"The only explanation that you can have here is that some people consider peace and stability as an existential threat," Javad Zarif told CNN's Christiane Amanpour.
"Because a deal cannot be threatening to anybody unless you want conflict and tension and mistrust and crises."
In a highly controversial speech to the U.S. Congress on Tuesday
, Netanyahu said that far from stopping Iran, the deal currently being negotiated in Switzerland would pave Iran's way to nuclear weapons.
Zarif told Amanpour that Netanyahu's speech had "no effect on the negotiating table."
He spoke from Montreux, Switzerland, where Iran, the U.S. and five other countries are trying to hammer out an agreement that would trade sanctions relief for guarantees on Iran's nuclear program.
Zarif told Amanpour that he believed negotiators were "very close" to such a deal, but only if everybody avoided "the path of confrontation."
"Everybody has to make tough choices. We have made the choice to engage in negotiations, although we believe that this entire exercise was unnecessary -- this was a manufactured crisis."
"People have been predicting for the past 20 years that Iran was a year away from making a bomb, and that prediction has been proven wrong time and again," Zarif said.
"But unfortunately that is a reality, that this hysteria that has been fanned continues to be fanned. And we try to resolve that problem."
While the details of a definitive deal are still decidedly out of reach -- "I'm not prepared to negotiate on the air" -- Zarif told Amanpour that he had hope for a "win-win situation for all."
"The object of this exercise is to ensure that Iran's nuclear program will always remain peaceful, and to remove all the restrictions that have been imposed on Iran, in our view unjustifiably," he said.
"You can either have sanctions and continue to seek that path of confrontation, or try to resolve this issue through negotiations and through an agreement."
Iran takes on ISIS
As Iran negotiates its nuclear future, a war against ISIS is being waged in neighboring Iraq.
Tehran has supplied
the Baghdad government with advisers, weapons, and ammunition, and one of its top generals, Qassim Sulaimani, has been sent to the country, according to the semiofficial Iranian FARS news agency.
The Pentagon has suggested that Iranians could themselves be participating in the fight, which Zarif denied.
"We do not have forces on the ground in Iraq.

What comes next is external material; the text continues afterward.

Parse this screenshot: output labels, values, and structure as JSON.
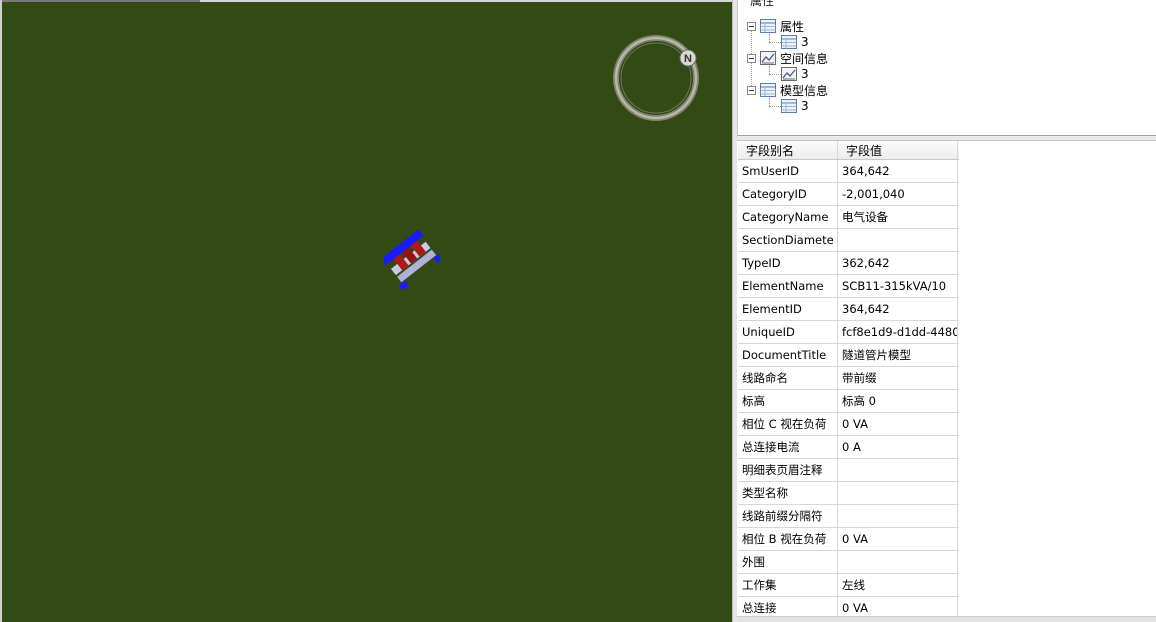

We have always had advisers helping the Iraqi government and the Iraqi army," he said.
"We were the first to come to the assistance of the Iraqis, both in Baghdad as well as in Irbil, when the ISIS started moving in in massive numbers last summer."
"Everybody knows that without our assistance, things would have been different in Iraq," he added. "We hope that this could unite Iraqis."
The United States, which also has military advisers in Iraq and has launched an air campaign against ISIS, adamantly denies that it coordinates with Iran in the fight against their common enemy.
"This is a global threat," Zarif said. "You see the implications in Europe, you see the fact that they are recruiting from Europe. So this is a global problem, it requires global cooperation and global work."